▶ [YOUR INSTRUCTIONS]: In the data below, find each line that contains the word "time" and copy it.

▶ [SUPPLIED DATA]:
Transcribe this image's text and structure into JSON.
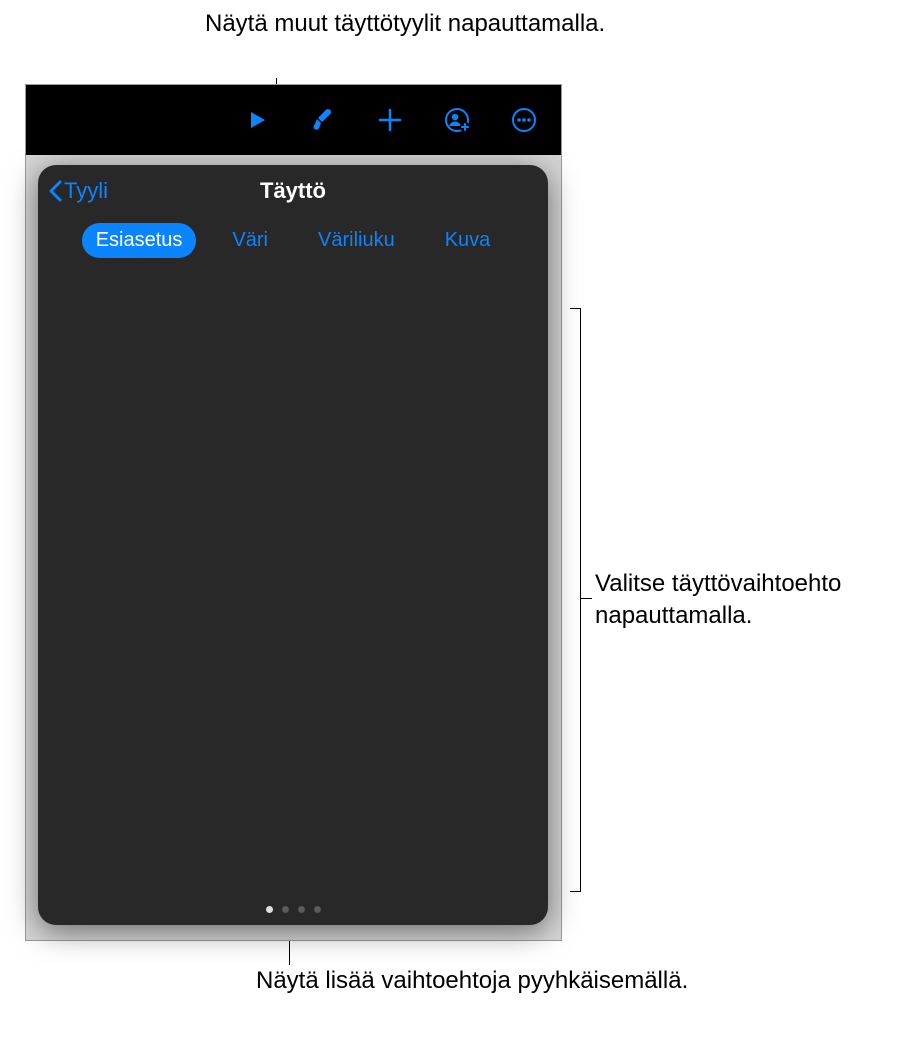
{
  "callouts": {
    "top": "Näytä muut täyttötyylit napauttamalla.",
    "right": "Valitse täyttövaihtoehto napauttamalla.",
    "bottom": "Näytä lisää vaihtoehtoja pyyhkäisemällä."
  },
  "toolbar": {
    "icons": [
      "play-icon",
      "format-brush-icon",
      "add-icon",
      "collaborate-icon",
      "more-icon"
    ]
  },
  "popover": {
    "back_label": "Tyyli",
    "title": "Täyttö",
    "tabs": [
      {
        "label": "Esiasetus",
        "active": true
      },
      {
        "label": "Väri",
        "active": false
      },
      {
        "label": "Väriliuku",
        "active": false
      },
      {
        "label": "Kuva",
        "active": false
      }
    ],
    "selected_index": [
      1,
      2
    ],
    "page_count": 4,
    "active_page": 0,
    "swatches": [
      [
        [
          "#1ba1ff",
          "#0079cc",
          "#00619e",
          "#004b7a"
        ],
        [
          "#13d4c5",
          "#00a99a",
          "#008a7d",
          "#006e63"
        ],
        [
          "#63e24a",
          "#3fbf2a",
          "#19981a",
          "#006e12"
        ]
      ],
      [
        [
          "#ffe738",
          "#f6c300",
          "#e89800",
          "#d46d00"
        ],
        [
          "#ea3f36",
          "#c9201c",
          "#a60e0e",
          "#7f0606"
        ],
        [
          "#f55ab0",
          "#d53394",
          "#ab1d77",
          "#7e105a"
        ]
      ]
    ]
  },
  "accent": "#0a84ff"
}
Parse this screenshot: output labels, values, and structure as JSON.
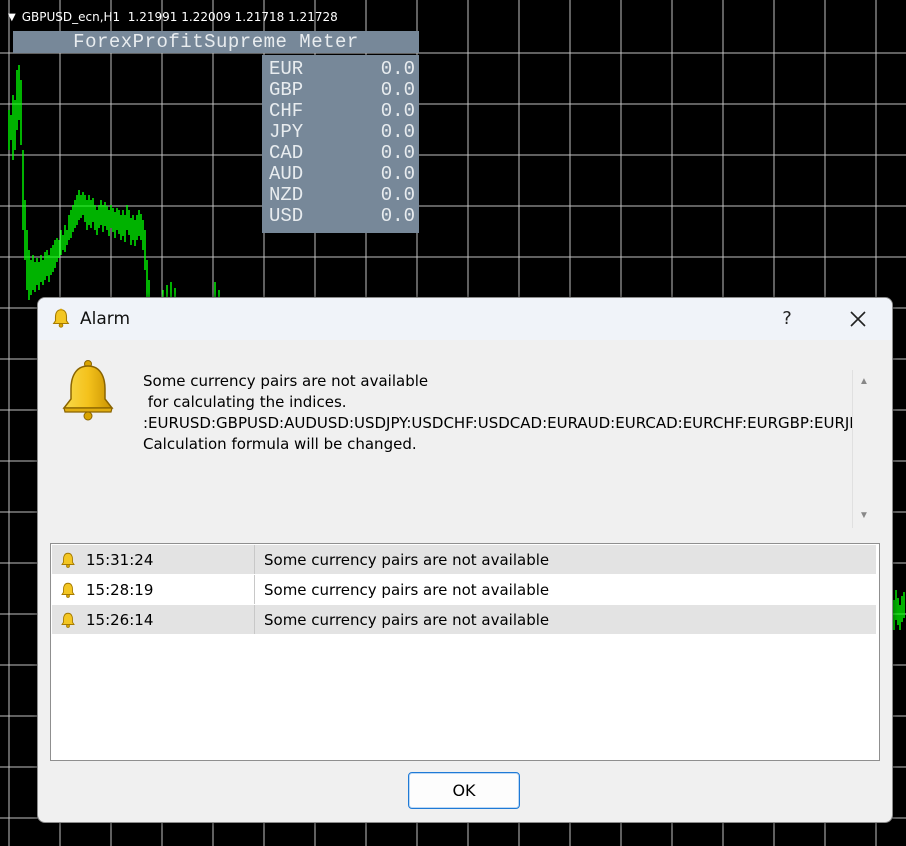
{
  "chart": {
    "symbol_info": "GBPUSD_ecn,H1  1.21991 1.22009 1.21718 1.21728",
    "grid_color": "#c0c0c0",
    "candle_color": "#00ff00"
  },
  "meter": {
    "title": "ForexProfitSupreme Meter",
    "panel_color": "#778899",
    "rows": [
      {
        "currency": "EUR",
        "value": "0.0"
      },
      {
        "currency": "GBP",
        "value": "0.0"
      },
      {
        "currency": "CHF",
        "value": "0.0"
      },
      {
        "currency": "JPY",
        "value": "0.0"
      },
      {
        "currency": "CAD",
        "value": "0.0"
      },
      {
        "currency": "AUD",
        "value": "0.0"
      },
      {
        "currency": "NZD",
        "value": "0.0"
      },
      {
        "currency": "USD",
        "value": "0.0"
      }
    ]
  },
  "dialog": {
    "title": "Alarm",
    "title_icon": "bell-icon",
    "help_label": "?",
    "close_icon": "close-icon",
    "message_lines": [
      "Some currency pairs are not available",
      " for calculating the indices.",
      ":EURUSD:GBPUSD:AUDUSD:USDJPY:USDCHF:USDCAD:EURAUD:EURCAD:EURCHF:EURGBP:EURJPY:",
      "Calculation formula will be changed."
    ],
    "log": [
      {
        "time": "15:31:24",
        "message": "Some currency pairs are not available"
      },
      {
        "time": "15:28:19",
        "message": "Some currency pairs are not available"
      },
      {
        "time": "15:26:14",
        "message": "Some currency pairs are not available"
      }
    ],
    "ok_label": "OK",
    "accent_color": "#1f7ad6"
  }
}
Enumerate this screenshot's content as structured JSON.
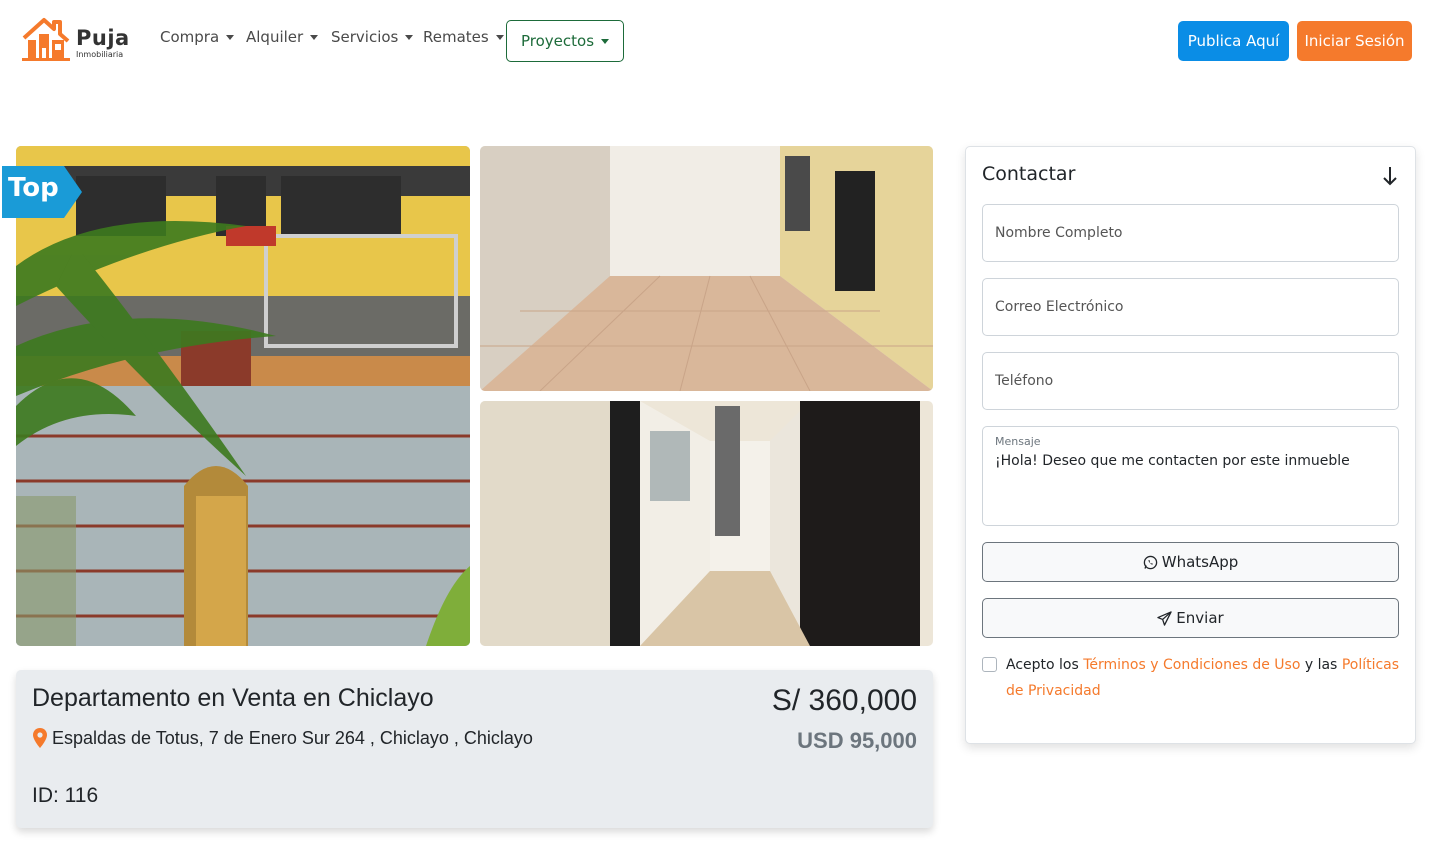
{
  "brand": {
    "name": "Puja",
    "subtitle": "Inmobiliaria",
    "accent": "#f57a2c"
  },
  "nav": {
    "items": [
      {
        "label": "Compra"
      },
      {
        "label": "Alquiler"
      },
      {
        "label": "Servicios"
      },
      {
        "label": "Remates"
      }
    ],
    "proyectos": "Proyectos",
    "publish_label": "Publica Aquí",
    "login_label": "Iniciar Sesión"
  },
  "gallery": {
    "badge": "Top"
  },
  "listing": {
    "title": "Departamento en Venta en Chiclayo",
    "address": "Espaldas de Totus, 7 de Enero Sur 264 , Chiclayo , Chiclayo",
    "id_label": "ID: 116",
    "price_pen": "S/ 360,000",
    "price_usd": "USD 95,000"
  },
  "contact": {
    "title": "Contactar",
    "name_placeholder": "Nombre Completo",
    "email_placeholder": "Correo Electrónico",
    "phone_placeholder": "Teléfono",
    "message_label": "Mensaje",
    "message_value": "¡Hola! Deseo que me contacten por este inmueble",
    "whatsapp_label": "WhatsApp",
    "send_label": "Enviar",
    "terms_prefix": "Acepto los ",
    "terms_link": "Términos y Condiciones de Uso",
    "terms_middle": " y las ",
    "privacy_link_1": "Políticas",
    "privacy_link_2": "de Privacidad"
  }
}
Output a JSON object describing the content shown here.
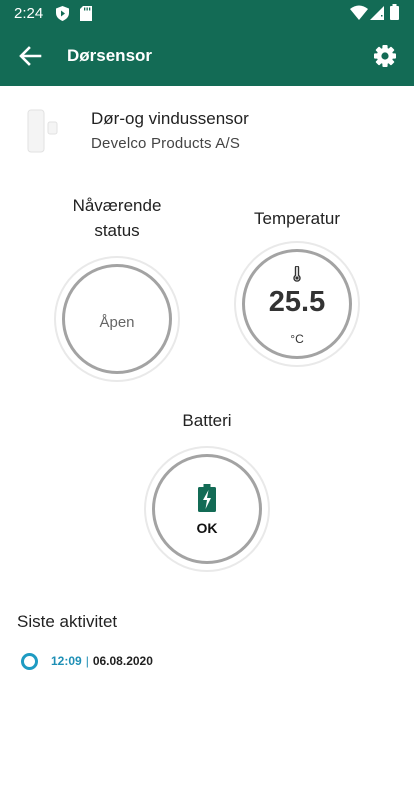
{
  "status_bar": {
    "time": "2:24",
    "left_icons": [
      "shield-play-icon",
      "sd-card-icon"
    ],
    "right_icons": [
      "wifi-icon",
      "signal-icon",
      "battery-icon"
    ]
  },
  "app_bar": {
    "title": "Dørsensor",
    "back_icon": "arrow-back-icon",
    "settings_icon": "gear-icon",
    "color": "#136b55"
  },
  "device": {
    "name": "Dør-og vindussensor",
    "manufacturer": "Develco Products A/S"
  },
  "status": {
    "label": "Nåværende status",
    "value": "Åpen"
  },
  "temperature": {
    "label": "Temperatur",
    "value": "25.5",
    "unit": "°C",
    "icon": "thermometer-icon"
  },
  "battery": {
    "label": "Batteri",
    "value": "OK",
    "icon": "battery-charging-icon",
    "color": "#136b55"
  },
  "activity": {
    "title": "Siste aktivitet",
    "items": [
      {
        "time": "12:09",
        "separator": "|",
        "date": "06.08.2020"
      }
    ],
    "accent": "#1e9bc2"
  }
}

▶ [SOLUTION FOR THIS TASK]:
        "time": "15:31:24",
        "time": "15:28:19",
        "time": "15:26:14",
    "time": "2:24",
        "time": "12:09",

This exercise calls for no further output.